Compared to other warehouse or industrial equipment conveyors move slower and do not appear threatening. However, they are powerful machines that can be very dangerous. This is why it is very important to clearly mark the start and stop controls and train workers in all aspects of safety. Keep the surrounding area clean and free of obstructions.

Accidents can injure employees and cost companies thousands of pounds in terms of lawsuits and lost productivity. Ensuring safety around conveyors contributes to a fast return on investment.

7. Reduce energy consumption

The more the costs of running a conveyor, then the slower the return on investment. It is very important to conserve energy and keep utility bills down by turning conveyors off when not in use. There are timer controls that can help automate the process. Use gravity roller conveyors where feasible to reduce energy consumption.

8. Design conveyor workstations should be ergonomically designed

Musculoskeletal disorders (MSDs) are strain injuries which affect the neck, back or legs. MSDs are usually caused by prolonged periods of standing, improper manual handling or repetitive movement. They can have long-term health implication for workers and can cost a business a lot.

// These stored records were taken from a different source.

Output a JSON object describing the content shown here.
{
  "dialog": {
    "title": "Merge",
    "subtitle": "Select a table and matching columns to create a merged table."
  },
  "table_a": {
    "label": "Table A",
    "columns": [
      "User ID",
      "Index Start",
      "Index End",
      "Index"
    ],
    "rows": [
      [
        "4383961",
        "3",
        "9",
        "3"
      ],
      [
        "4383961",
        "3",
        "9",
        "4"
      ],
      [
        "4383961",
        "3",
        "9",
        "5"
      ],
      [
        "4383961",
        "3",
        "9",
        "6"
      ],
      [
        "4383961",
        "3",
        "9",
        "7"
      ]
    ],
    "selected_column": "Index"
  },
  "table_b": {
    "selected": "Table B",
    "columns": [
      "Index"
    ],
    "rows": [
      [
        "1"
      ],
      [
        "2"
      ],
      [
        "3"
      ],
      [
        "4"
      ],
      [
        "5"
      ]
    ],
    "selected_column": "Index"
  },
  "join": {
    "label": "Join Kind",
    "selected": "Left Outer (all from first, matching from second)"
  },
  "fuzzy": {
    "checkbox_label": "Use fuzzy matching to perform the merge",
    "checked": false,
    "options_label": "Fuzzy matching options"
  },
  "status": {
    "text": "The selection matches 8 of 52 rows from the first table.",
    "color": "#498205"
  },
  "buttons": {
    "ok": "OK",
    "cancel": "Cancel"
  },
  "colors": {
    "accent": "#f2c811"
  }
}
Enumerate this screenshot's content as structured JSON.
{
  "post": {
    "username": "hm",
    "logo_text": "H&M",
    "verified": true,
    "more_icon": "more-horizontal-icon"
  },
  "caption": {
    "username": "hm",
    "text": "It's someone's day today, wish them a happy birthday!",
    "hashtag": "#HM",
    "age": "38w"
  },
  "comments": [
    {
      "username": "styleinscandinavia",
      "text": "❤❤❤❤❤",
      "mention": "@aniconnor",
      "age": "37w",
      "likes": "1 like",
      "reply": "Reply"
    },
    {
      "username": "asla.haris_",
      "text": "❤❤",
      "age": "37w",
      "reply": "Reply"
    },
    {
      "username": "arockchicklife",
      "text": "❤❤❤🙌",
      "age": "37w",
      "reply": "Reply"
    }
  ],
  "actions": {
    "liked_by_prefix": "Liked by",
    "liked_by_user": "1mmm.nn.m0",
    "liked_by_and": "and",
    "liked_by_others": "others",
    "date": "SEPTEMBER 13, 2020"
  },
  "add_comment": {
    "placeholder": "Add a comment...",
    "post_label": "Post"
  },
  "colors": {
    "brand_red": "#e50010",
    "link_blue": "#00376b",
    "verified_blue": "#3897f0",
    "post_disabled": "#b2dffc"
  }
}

Even though conveyors help reduce repetitive lifting and carrying, they can lead to MSDs if they are not designed for the task and users in mind. You have to carefully consider the physical aspects of conveyor workstations. Employees should not assume awkward postures such as twisting or stooping at any given time.

How To Have A Great Summer Vacation On A Budget

How To Have A Great Summer Vacation On A Budget

Have you ever sat there looking at photos on your computer wishing that you were sipping espresso in Paris or relaxing on a beach in the Carribean? If so, you need to stop dreaming and make this your reality. You and your family deserve some time away, and there is no better time to plan than right now. Here are some summer travel tips that will help make planning a simpler process. Read more

How First-Time Homebuyers Can Save Money

How First-Time Homebuyers Can Save Money

It can be very exciting purchasing your first home. However, even for home buyers who are more prepared, the cost of a house can cause a lot of fear and trepidation. Making an investment into a multi-unit property that has a mother-in-law apartment or another type of rental can provide you with extra income that can help ease any financial anxieties you might have and help with covering your mortgage.

So be sure to take the time to look into all the benefits that are in making multi-unit property investments and consider whether you are prepared to accept all of the responsibility that comes with it. Read more

Water Heaters- How to Reduce Energy Costs?

Water Heaters- How to Reduce Energy Costs?

Heating your home can be expensive. Heating water can also cost a lot of money. Most people think about their heating system when they are trying to cut energy costs; however, many people do not think of how much energy a poorly functioning water heater can expend. In fact, according to the website Energy.gov, your water heater costs approximately 18 percent of your total energy bill. Water heaters are the second largest Read more

Insulate Your Home And Save Money

Insulate Your Home And Save Money

You probably don’t spend a lot of time thinking about insulation. After all, it just sits in our walls, silently biding its time. Then, along comes a chilly draft, a three digit utility bill, or super-hot or sub-zero weather. Suddenly, you are thinking about it all the time.

You find yourself sitting at home wondering if it is a good idea to add insulation to your basement, walls, and ceiling. You wonder which density is best, which width, thickness, and type would delver the best value. And, once the installation is complete, you wonder if you have done enough. Read more

Alternative Energy Sources

Alternative Energy Sources

Alternative energy sources (also called “free energy”), are here to help us reduce pollutants, greenhouse gasses, and preserve many of the natural resources that we currently use for energy production.

These renewable energy sources include solar power energy, wind power energy, geothermal energy, and hydroelectric energy.

Not only are these great ways to save energy and our environment, but two (2) of them, in particular, are an excellent money-saving ideas for home energy savings. Read more